Lord willing.

Obviously, they could use your prayers.

We should have bought more birds.


building coop #1  •  building coop #2  •  our first chicks

field trips

I have a friend that I drag everywhere. I’m not really sure how she got this special place in my heart, but everytime I have something strange to do she’s the first person I call. So last week, I ordered me up some chicks from our local Townline Hatchery (because we are *ahem* low) and then immediately called Jami to tell her she was going on a field trip with me to pick them up. Rylie also swallowed her first penny, which was not planned but was also part of the adventure. Jami’s good for adventure.

Lydia didn’t even want to go, but we crammed her in the middle of Rylie and Hannah and took off anyway. On the way back to her house, chicks peeping happily at Jami’s feet, L yelled out, “I want to name one AMY!!!” Alright. America, here is Amy.
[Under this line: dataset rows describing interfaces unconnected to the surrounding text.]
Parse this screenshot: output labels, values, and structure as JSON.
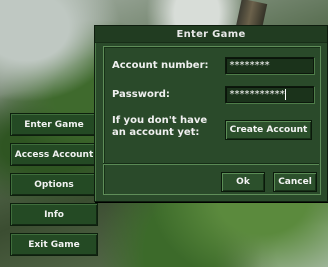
{
  "menu": {
    "items": [
      {
        "label": "Enter Game"
      },
      {
        "label": "Access Account"
      },
      {
        "label": "Options"
      },
      {
        "label": "Info"
      },
      {
        "label": "Exit Game"
      }
    ]
  },
  "dialog": {
    "title": "Enter Game",
    "account_label": "Account number:",
    "account_value": "********",
    "password_label": "Password:",
    "password_value": "***********",
    "no_account_line1": "If you don't have",
    "no_account_line2": "an account yet:",
    "create_account_label": "Create Account",
    "ok_label": "Ok",
    "cancel_label": "Cancel"
  }
}
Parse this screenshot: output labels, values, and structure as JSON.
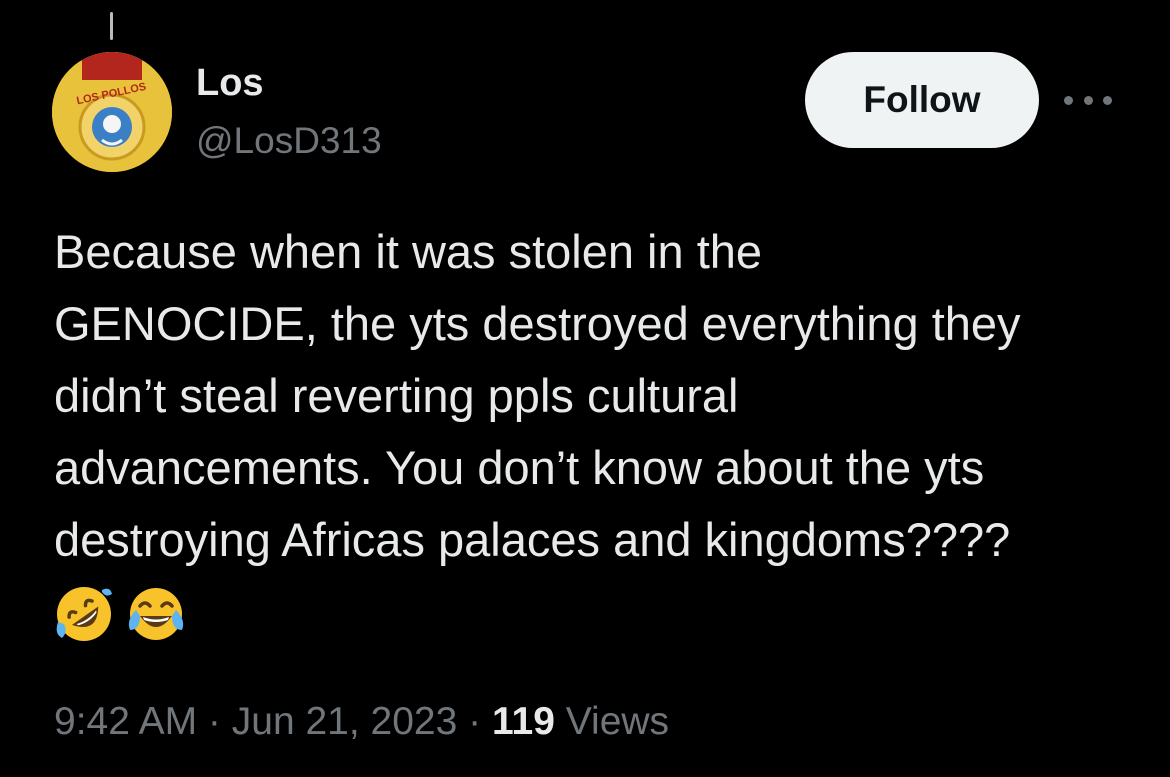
{
  "author": {
    "display_name": "Los",
    "handle": "@LosD313"
  },
  "follow_label": "Follow",
  "avatar_text": "LOS POLLOS",
  "tweet": {
    "text": "Because when it was stolen in the\nGENOCIDE, the yts destroyed everything they\ndidn’t steal reverting ppls cultural\nadvancements. You don’t know about the yts\ndestroying Africas palaces and kingdoms????",
    "emojis": [
      "rolling-on-floor-laughing",
      "face-with-tears-of-joy"
    ]
  },
  "meta": {
    "time": "9:42 AM",
    "separator": " · ",
    "date": "Jun 21, 2023",
    "views_count": "119",
    "views_label": " Views"
  },
  "colors": {
    "background": "#000000",
    "text_primary": "#e7e9ea",
    "text_secondary": "#71767b",
    "follow_bg": "#eff3f4"
  }
}
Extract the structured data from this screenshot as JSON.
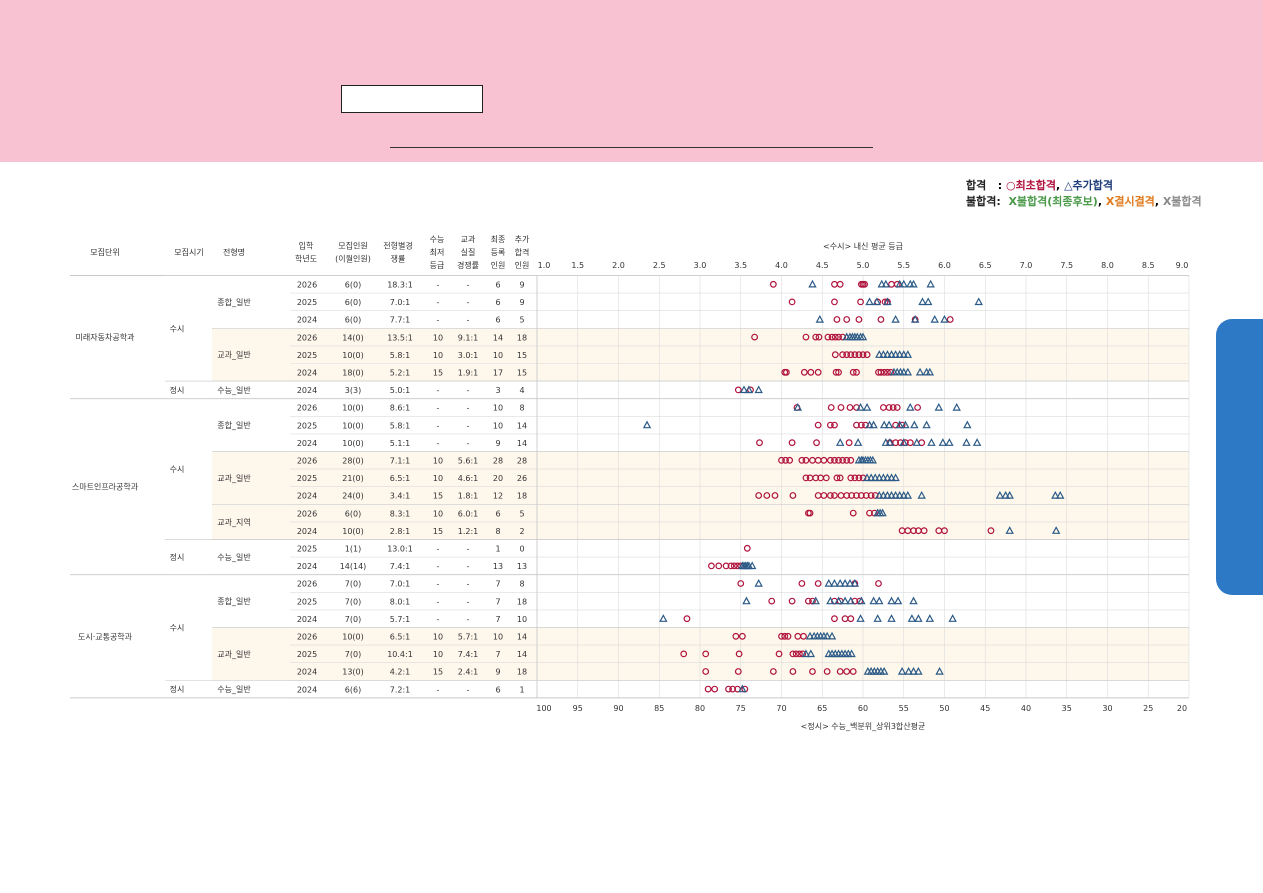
{
  "legend": {
    "pass_label": "합격",
    "pass_first": "○최초합격",
    "pass_add": "△추가합격",
    "fail_label": "불합격:",
    "fail_reserve": "X불합격(최종후보)",
    "fail_absent": "X결시결격",
    "fail_plain": "X불합격"
  },
  "headers": [
    "모집단위",
    "모집시기",
    "전형명",
    "입학 학년도",
    "모집인원 (이월인원)",
    "전형별경 쟁률",
    "수능 최저 등급",
    "교과 실질 경쟁률",
    "최종 등록 인원",
    "추가 합격 인원"
  ],
  "top_axis_title": "<수시> 내신 평균 등급",
  "bottom_axis_title": "<정시> 수능_백분위_상위3합산평균",
  "colors": {
    "first": "#b0133c",
    "add": "#2b5a87",
    "grid": "#dcdcdc",
    "band": "#fdf7ec"
  },
  "chart_data": {
    "type": "scatter",
    "x_top": {
      "label": "<수시> 내신 평균 등급",
      "range": [
        1.0,
        9.0
      ],
      "ticks": [
        "1.0",
        "1.5",
        "2.0",
        "2.5",
        "3.0",
        "3.5",
        "4.0",
        "4.5",
        "5.0",
        "5.5",
        "6.0",
        "6.5",
        "7.0",
        "7.5",
        "8.0",
        "8.5",
        "9.0"
      ]
    },
    "x_bottom": {
      "label": "<정시> 수능_백분위_상위3합산평균",
      "range": [
        100,
        20
      ],
      "ticks": [
        "100",
        "95",
        "90",
        "85",
        "80",
        "75",
        "70",
        "65",
        "60",
        "55",
        "50",
        "45",
        "40",
        "35",
        "30",
        "25",
        "20"
      ]
    },
    "series_symbols": {
      "first": "circle",
      "add": "triangle"
    },
    "rows": [
      {
        "dept": "미래자동차공학과",
        "period": "수시",
        "type": "종합_일반",
        "year": "2026",
        "quota": "6(0)",
        "ratio": "18.3:1",
        "min": "-",
        "real": "-",
        "reg": "6",
        "add_n": "9",
        "scale": "grade",
        "first": [
          3.9,
          4.65,
          4.72,
          4.98,
          5.0,
          5.02,
          5.35,
          5.42
        ],
        "add": [
          4.38,
          5.23,
          5.28,
          5.45,
          5.5,
          5.58,
          5.62,
          5.83
        ]
      },
      {
        "dept": "미래자동차공학과",
        "period": "수시",
        "type": "종합_일반",
        "year": "2025",
        "quota": "6(0)",
        "ratio": "7.0:1",
        "min": "-",
        "real": "-",
        "reg": "6",
        "add_n": "9",
        "scale": "grade",
        "first": [
          4.13,
          4.65,
          4.97,
          5.18,
          5.27,
          5.3
        ],
        "add": [
          5.08,
          5.17,
          5.3,
          5.73,
          5.8,
          6.42
        ]
      },
      {
        "dept": "미래자동차공학과",
        "period": "수시",
        "type": "종합_일반",
        "year": "2024",
        "quota": "6(0)",
        "ratio": "7.7:1",
        "min": "-",
        "real": "-",
        "reg": "6",
        "add_n": "5",
        "scale": "grade",
        "first": [
          4.68,
          4.8,
          4.95,
          5.22,
          5.64,
          6.07
        ],
        "add": [
          4.47,
          5.4,
          5.64,
          5.88,
          6.0
        ]
      },
      {
        "dept": "미래자동차공학과",
        "period": "수시",
        "type": "교과_일반",
        "year": "2026",
        "quota": "14(0)",
        "ratio": "13.5:1",
        "min": "10",
        "real": "9.1:1",
        "reg": "14",
        "add_n": "18",
        "scale": "grade",
        "first": [
          3.67,
          4.3,
          4.42,
          4.46,
          4.57,
          4.62,
          4.66,
          4.7,
          4.75
        ],
        "add": [
          4.8,
          4.84,
          4.87,
          4.9,
          4.93,
          4.97,
          5.0
        ]
      },
      {
        "dept": "미래자동차공학과",
        "period": "수시",
        "type": "교과_일반",
        "year": "2025",
        "quota": "10(0)",
        "ratio": "5.8:1",
        "min": "10",
        "real": "3.0:1",
        "reg": "10",
        "add_n": "15",
        "scale": "grade",
        "first": [
          4.66,
          4.75,
          4.8,
          4.85,
          4.9,
          4.95,
          5.0,
          5.05
        ],
        "add": [
          5.2,
          5.25,
          5.3,
          5.35,
          5.4,
          5.45,
          5.5,
          5.55
        ]
      },
      {
        "dept": "미래자동차공학과",
        "period": "수시",
        "type": "교과_일반",
        "year": "2024",
        "quota": "18(0)",
        "ratio": "5.2:1",
        "min": "15",
        "real": "1.9:1",
        "reg": "17",
        "add_n": "15",
        "scale": "grade",
        "first": [
          4.04,
          4.06,
          4.28,
          4.36,
          4.45,
          4.67,
          4.7,
          4.88,
          4.92,
          5.19,
          5.22,
          5.26,
          5.3,
          5.34
        ],
        "add": [
          5.38,
          5.42,
          5.46,
          5.5,
          5.55,
          5.7,
          5.78,
          5.82
        ]
      },
      {
        "dept": "미래자동차공학과",
        "period": "정시",
        "type": "수능_일반",
        "year": "2024",
        "quota": "3(3)",
        "ratio": "5.0:1",
        "min": "-",
        "real": "-",
        "reg": "3",
        "add_n": "4",
        "scale": "pct",
        "first": [
          75.3,
          73.8
        ],
        "add": [
          74.6,
          74.0,
          72.8
        ]
      },
      {
        "dept": "스마트인프라공학과",
        "period": "수시",
        "type": "종합_일반",
        "year": "2026",
        "quota": "10(0)",
        "ratio": "8.6:1",
        "min": "-",
        "real": "-",
        "reg": "10",
        "add_n": "8",
        "scale": "grade",
        "first": [
          4.19,
          4.61,
          4.73,
          4.84,
          4.92,
          5.25,
          5.32,
          5.37,
          5.42,
          5.67
        ],
        "add": [
          4.2,
          4.97,
          5.05,
          5.58,
          5.93,
          6.15
        ]
      },
      {
        "dept": "스마트인프라공학과",
        "period": "수시",
        "type": "종합_일반",
        "year": "2025",
        "quota": "10(0)",
        "ratio": "5.8:1",
        "min": "-",
        "real": "-",
        "reg": "10",
        "add_n": "14",
        "scale": "grade",
        "first": [
          4.45,
          4.6,
          4.65,
          4.92,
          4.98,
          5.03,
          5.4,
          5.48
        ],
        "add": [
          2.35,
          5.08,
          5.13,
          5.26,
          5.32,
          5.45,
          5.52,
          5.63,
          5.78,
          6.28
        ]
      },
      {
        "dept": "스마트인프라공학과",
        "period": "수시",
        "type": "종합_일반",
        "year": "2024",
        "quota": "10(0)",
        "ratio": "5.1:1",
        "min": "-",
        "real": "-",
        "reg": "9",
        "add_n": "14",
        "scale": "grade",
        "first": [
          3.73,
          4.13,
          4.43,
          4.83,
          5.33,
          5.4,
          5.46,
          5.52,
          5.58,
          5.72
        ],
        "add": [
          4.72,
          4.94,
          5.28,
          5.33,
          5.5,
          5.66,
          5.84,
          5.98,
          6.06,
          6.27,
          6.4
        ]
      },
      {
        "dept": "스마트인프라공학과",
        "period": "수시",
        "type": "교과_일반",
        "year": "2026",
        "quota": "28(0)",
        "ratio": "7.1:1",
        "min": "10",
        "real": "5.6:1",
        "reg": "28",
        "add_n": "28",
        "scale": "grade",
        "first": [
          4.0,
          4.05,
          4.1,
          4.25,
          4.3,
          4.38,
          4.45,
          4.52,
          4.6,
          4.65,
          4.7,
          4.75,
          4.8,
          4.85
        ],
        "add": [
          4.95,
          4.98,
          5.0,
          5.03,
          5.06,
          5.09,
          5.12
        ]
      },
      {
        "dept": "스마트인프라공학과",
        "period": "수시",
        "type": "교과_일반",
        "year": "2025",
        "quota": "21(0)",
        "ratio": "6.5:1",
        "min": "10",
        "real": "4.6:1",
        "reg": "20",
        "add_n": "26",
        "scale": "grade",
        "first": [
          4.3,
          4.35,
          4.42,
          4.48,
          4.55,
          4.68,
          4.72,
          4.85,
          4.9,
          4.95,
          5.0
        ],
        "add": [
          5.05,
          5.1,
          5.15,
          5.2,
          5.25,
          5.3,
          5.35,
          5.4
        ]
      },
      {
        "dept": "스마트인프라공학과",
        "period": "수시",
        "type": "교과_일반",
        "year": "2024",
        "quota": "24(0)",
        "ratio": "3.4:1",
        "min": "15",
        "real": "1.8:1",
        "reg": "12",
        "add_n": "18",
        "scale": "grade",
        "first": [
          3.72,
          3.82,
          3.92,
          4.14,
          4.45,
          4.52,
          4.6,
          4.65,
          4.73,
          4.8,
          4.86,
          4.92,
          4.98,
          5.04,
          5.1,
          5.15
        ],
        "add": [
          5.2,
          5.25,
          5.3,
          5.35,
          5.4,
          5.45,
          5.5,
          5.55,
          5.72,
          6.68,
          6.75,
          6.8,
          7.36,
          7.42
        ]
      },
      {
        "dept": "스마트인프라공학과",
        "period": "수시",
        "type": "교과_지역",
        "year": "2026",
        "quota": "6(0)",
        "ratio": "8.3:1",
        "min": "10",
        "real": "6.0:1",
        "reg": "6",
        "add_n": "5",
        "scale": "grade",
        "first": [
          4.33,
          4.35,
          4.88,
          5.08,
          5.14
        ],
        "add": [
          5.18,
          5.21,
          5.24
        ]
      },
      {
        "dept": "스마트인프라공학과",
        "period": "수시",
        "type": "교과_지역",
        "year": "2024",
        "quota": "10(0)",
        "ratio": "2.8:1",
        "min": "15",
        "real": "1.2:1",
        "reg": "8",
        "add_n": "2",
        "scale": "grade",
        "first": [
          5.48,
          5.55,
          5.62,
          5.68,
          5.75,
          5.93,
          6.0,
          6.57
        ],
        "add": [
          6.8,
          7.37
        ]
      },
      {
        "dept": "스마트인프라공학과",
        "period": "정시",
        "type": "수능_일반",
        "year": "2025",
        "quota": "1(1)",
        "ratio": "13.0:1",
        "min": "-",
        "real": "-",
        "reg": "1",
        "add_n": "0",
        "scale": "pct",
        "first": [
          74.2
        ],
        "add": []
      },
      {
        "dept": "스마트인프라공학과",
        "period": "정시",
        "type": "수능_일반",
        "year": "2024",
        "quota": "14(14)",
        "ratio": "7.4:1",
        "min": "-",
        "real": "-",
        "reg": "13",
        "add_n": "13",
        "scale": "pct",
        "first": [
          78.6,
          77.7,
          76.8,
          76.2,
          75.8,
          75.4,
          75.0
        ],
        "add": [
          74.8,
          74.6,
          74.4,
          74.2,
          74.0,
          73.6
        ]
      },
      {
        "dept": "도시·교통공학과",
        "period": "수시",
        "type": "종합_일반",
        "year": "2026",
        "quota": "7(0)",
        "ratio": "7.0:1",
        "min": "-",
        "real": "-",
        "reg": "7",
        "add_n": "8",
        "scale": "grade",
        "first": [
          3.5,
          4.25,
          4.45,
          4.9,
          5.19
        ],
        "add": [
          3.72,
          4.58,
          4.65,
          4.72,
          4.78,
          4.84,
          4.9
        ]
      },
      {
        "dept": "도시·교통공학과",
        "period": "수시",
        "type": "종합_일반",
        "year": "2025",
        "quota": "7(0)",
        "ratio": "8.0:1",
        "min": "-",
        "real": "-",
        "reg": "7",
        "add_n": "18",
        "scale": "grade",
        "first": [
          3.88,
          4.13,
          4.33,
          4.38,
          4.65,
          4.72,
          4.9,
          4.96
        ],
        "add": [
          3.57,
          4.42,
          4.6,
          4.7,
          4.78,
          4.85,
          4.98,
          5.13,
          5.2,
          5.35,
          5.43,
          5.62
        ]
      },
      {
        "dept": "도시·교통공학과",
        "period": "수시",
        "type": "종합_일반",
        "year": "2024",
        "quota": "7(0)",
        "ratio": "5.7:1",
        "min": "-",
        "real": "-",
        "reg": "7",
        "add_n": "10",
        "scale": "grade",
        "first": [
          2.84,
          4.65,
          4.78,
          4.85
        ],
        "add": [
          2.55,
          4.97,
          5.18,
          5.35,
          5.6,
          5.68,
          5.82,
          6.1
        ]
      },
      {
        "dept": "도시·교통공학과",
        "period": "수시",
        "type": "교과_일반",
        "year": "2026",
        "quota": "10(0)",
        "ratio": "6.5:1",
        "min": "10",
        "real": "5.7:1",
        "reg": "10",
        "add_n": "14",
        "scale": "grade",
        "first": [
          3.44,
          3.52,
          4.0,
          4.04,
          4.08,
          4.2,
          4.27
        ],
        "add": [
          4.35,
          4.4,
          4.44,
          4.48,
          4.52,
          4.56,
          4.62
        ]
      },
      {
        "dept": "도시·교통공학과",
        "period": "수시",
        "type": "교과_일반",
        "year": "2025",
        "quota": "7(0)",
        "ratio": "10.4:1",
        "min": "10",
        "real": "7.4:1",
        "reg": "7",
        "add_n": "14",
        "scale": "grade",
        "first": [
          2.8,
          3.07,
          3.48,
          3.97,
          4.14,
          4.18,
          4.22,
          4.26
        ],
        "add": [
          4.3,
          4.36,
          4.58,
          4.62,
          4.66,
          4.7,
          4.74,
          4.78,
          4.82,
          4.86
        ]
      },
      {
        "dept": "도시·교통공학과",
        "period": "수시",
        "type": "교과_일반",
        "year": "2024",
        "quota": "13(0)",
        "ratio": "4.2:1",
        "min": "15",
        "real": "2.4:1",
        "reg": "9",
        "add_n": "18",
        "scale": "grade",
        "first": [
          3.07,
          3.47,
          3.9,
          4.14,
          4.38,
          4.56,
          4.72,
          4.8,
          4.88
        ],
        "add": [
          5.06,
          5.1,
          5.14,
          5.18,
          5.22,
          5.26,
          5.48,
          5.56,
          5.62,
          5.68,
          5.94
        ]
      },
      {
        "dept": "도시·교통공학과",
        "period": "정시",
        "type": "수능_일반",
        "year": "2024",
        "quota": "6(6)",
        "ratio": "7.2:1",
        "min": "-",
        "real": "-",
        "reg": "6",
        "add_n": "1",
        "scale": "pct",
        "first": [
          79.0,
          78.2,
          76.5,
          76.0,
          75.4,
          74.5
        ],
        "add": [
          74.8
        ]
      }
    ]
  }
}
And here is Amy’s poop on L’s arm.

And here is my child… just before grabbing one by the leg and dumping it.

And here is Hannah looking at the ‘BADY CHEEKIN’!!!’

It was a flurry of activity, I tell ya. A flurry. Chicks are loud. And cute. And, they hop. And then they all bunch together in the corner. And then someone, usually the one in the middle, wants out and so the whole gaggle gets flustered and readjusts. Rinse, repeat, continue for 30 minutes.

And where is Rylie in all this adoration of Spring and life and simple joy? She is here… behind us… quietly babbling to herself and completely over the comotion in the little peep box. She’s real big on being flat right now. REAL BIG.

The End.

The couch is coming today between noon and 3pm. Love that. I can’t wait to show you. Think “Old Texas” and “Klingman’s Going Out of Business Sale” and “Matching Chair” and we’ll see on Monday if you’re close.